The climb up the rock-littered incline began. I thought the sweat when we arrived was too much, but I hadn’t seen anything yet. The stuff was literally dripping from our faces. Thank God for the intermittent cloud cover because we would have suffered otherwise. Once in a while our Maasai guide would pause to educate us on different plants and their uses. Two caught my attention: one whose leaves are used for sunscreen and another whose bark produces chewing gum. Yes! These short breaks also allowed the slow walkers to catch up. Waiting for each other is key since there are no marked hiking trails.
Of course I had my camera (would be crazy not to) and made use of the breaks to shoot the landscape. You may have gotten tired of me saying this, but I’ll do it again: Kenya is beautiful. Seriously. There’s so much to be seen and experienced, and it’s diverse. When you hear foreigners praising our wealth of resources it really hits you. So if you haven’t yet, go out and have a taste for yourself.
Two hours later, we arrived at the summit. My back and bag straps were sweat-soaked. The climb had been tough, fighting with dry, prickly vegetation and steep sections. For our efforts, we were rewarded with a breathtaking view. Even if you’re an atheist, there are things that make you believe there is a God. Like amazing landforms. I was filled with awe and spontaneously began to worship. Indeed, He is great.

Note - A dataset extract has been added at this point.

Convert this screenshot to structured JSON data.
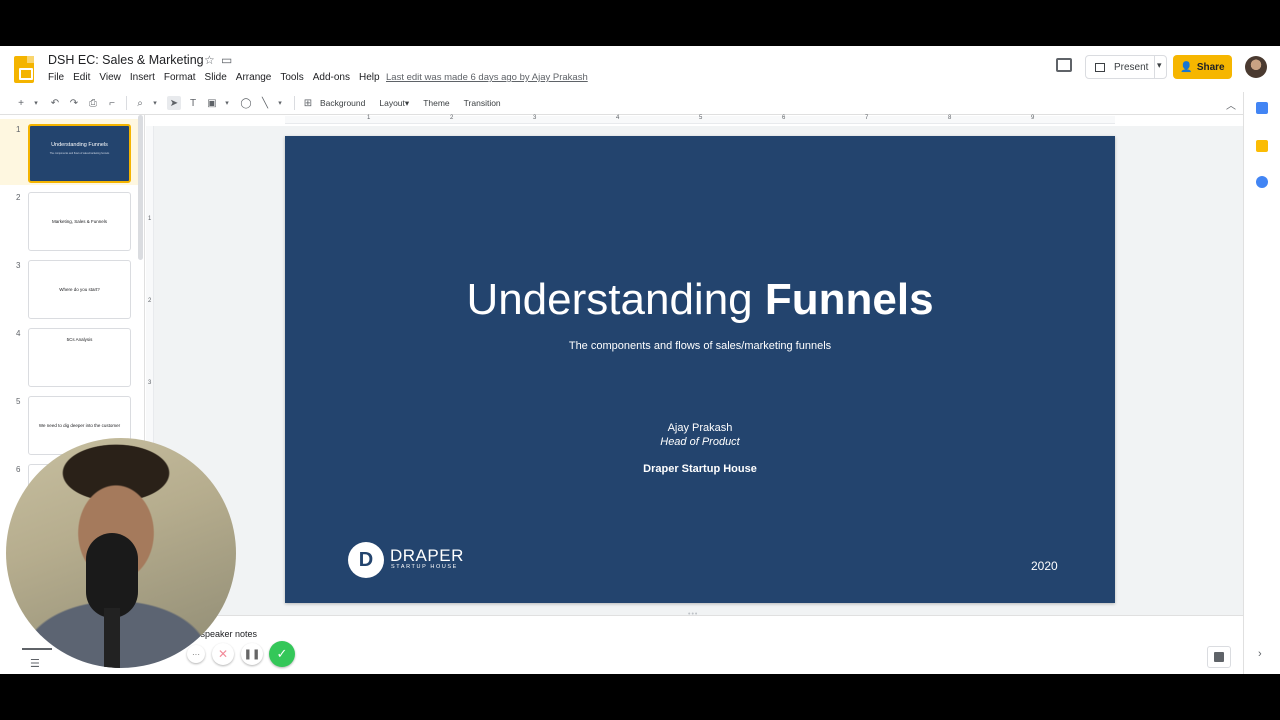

It was time to reward the stomach with some food. We had lunch while enjoying the most epic view: undulating landscape and lush forests. I imagine being up there at sunrise/ sunset must be quite exciting (fellow photographers take note!). After regaining our energy and a few photos later, it was time for the descent.
If you’ve gone for hikes you’ll know going down is unpleasant especially if steep. Your leg muscles strain as you have to stop yourself from running too fast. Thankfully the forest provided visual interest and cover from the sun so it wasn’t that bad. One lady fell ill though. I pitied her because aside from feeling lousy, she couldn’t really enjoy the hike. Oh, and for Crowned Eagle enthusiasts, you’ll be happy to know we saw one there.
When we finally got to the base of the mountain, my shoes felt like ovens. I was worn out and my face covered in salty residue from sweat. What a hike! Comparing it with Longonot, this climb was harder (especially because of the heat) but the descent was easier. Longonot descent was crazy due to the tough crater walk we did. As a birder I was happy to see new species such as Black-headed Oriole and D’Arnaud’s Barbet.
That was truly an amazing day. Being in nature, meeting new people, going to new places all while having a workout (hike) is one of my best ways to spend time. One of us commented that we should come back and do camping. There’s another summit that takes 6 hours to tackle, so camping is recommended. Given the beauty of Ol Doinyo Orok, I’m tempted to take the chance if that camp is planned!